PROBLEM STATEMENT:
From the first line below to the last, reproduce the material exactly and leave out the images.

DATASET EXTRACT:
+ + + + +

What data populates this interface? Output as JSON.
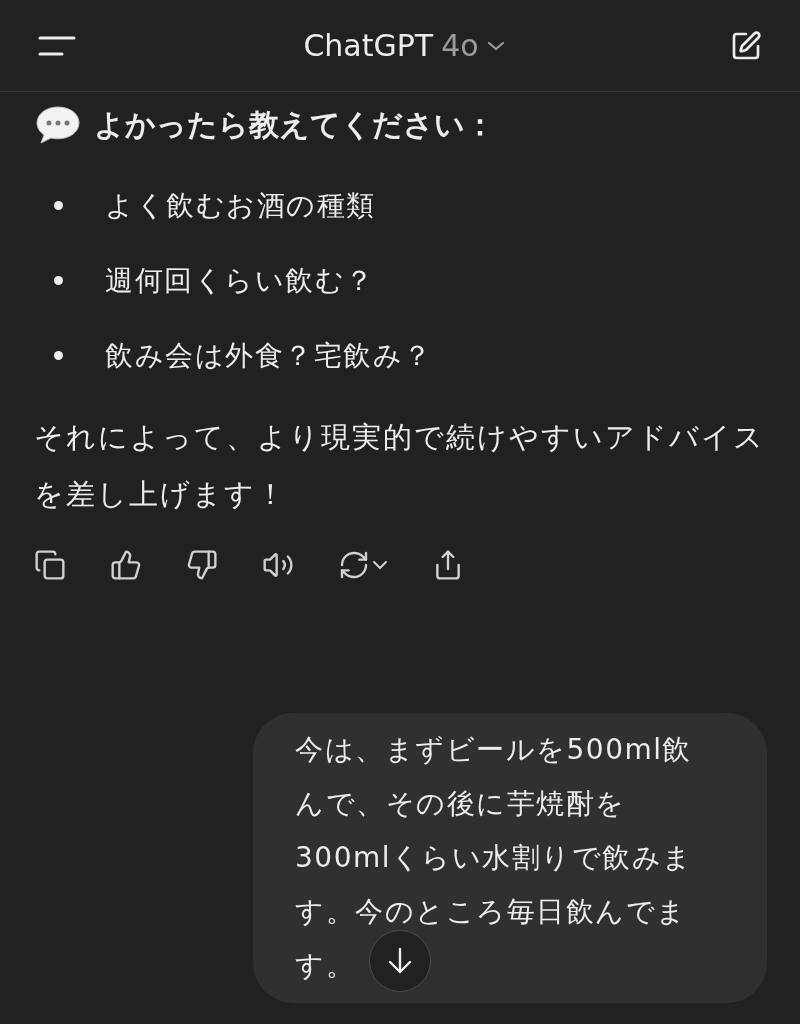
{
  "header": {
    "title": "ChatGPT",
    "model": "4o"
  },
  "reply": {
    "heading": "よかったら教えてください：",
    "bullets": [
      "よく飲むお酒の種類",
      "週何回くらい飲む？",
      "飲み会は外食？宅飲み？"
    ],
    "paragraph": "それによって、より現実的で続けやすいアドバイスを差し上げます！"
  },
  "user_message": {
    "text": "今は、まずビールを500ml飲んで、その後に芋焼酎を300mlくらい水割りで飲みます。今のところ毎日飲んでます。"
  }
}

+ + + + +

SOLUTION TO THE PROBLEM:
What data populates this interface? Output as JSON.
{
  "header": {
    "title": "ChatGPT",
    "model": "4o"
  },
  "reply": {
    "heading": "よかったら教えてください：",
    "bullets": [
      "よく飲むお酒の種類",
      "週何回くらい飲む？",
      "飲み会は外食？宅飲み？"
    ],
    "paragraph": "それによって、より現実的で続けやすいアドバイスを差し上げます！"
  },
  "user_message": {
    "text": "今は、まずビールを500ml飲んで、その後に芋焼酎を300mlくらい水割りで飲みます。今のところ毎日飲んでます。"
  }
}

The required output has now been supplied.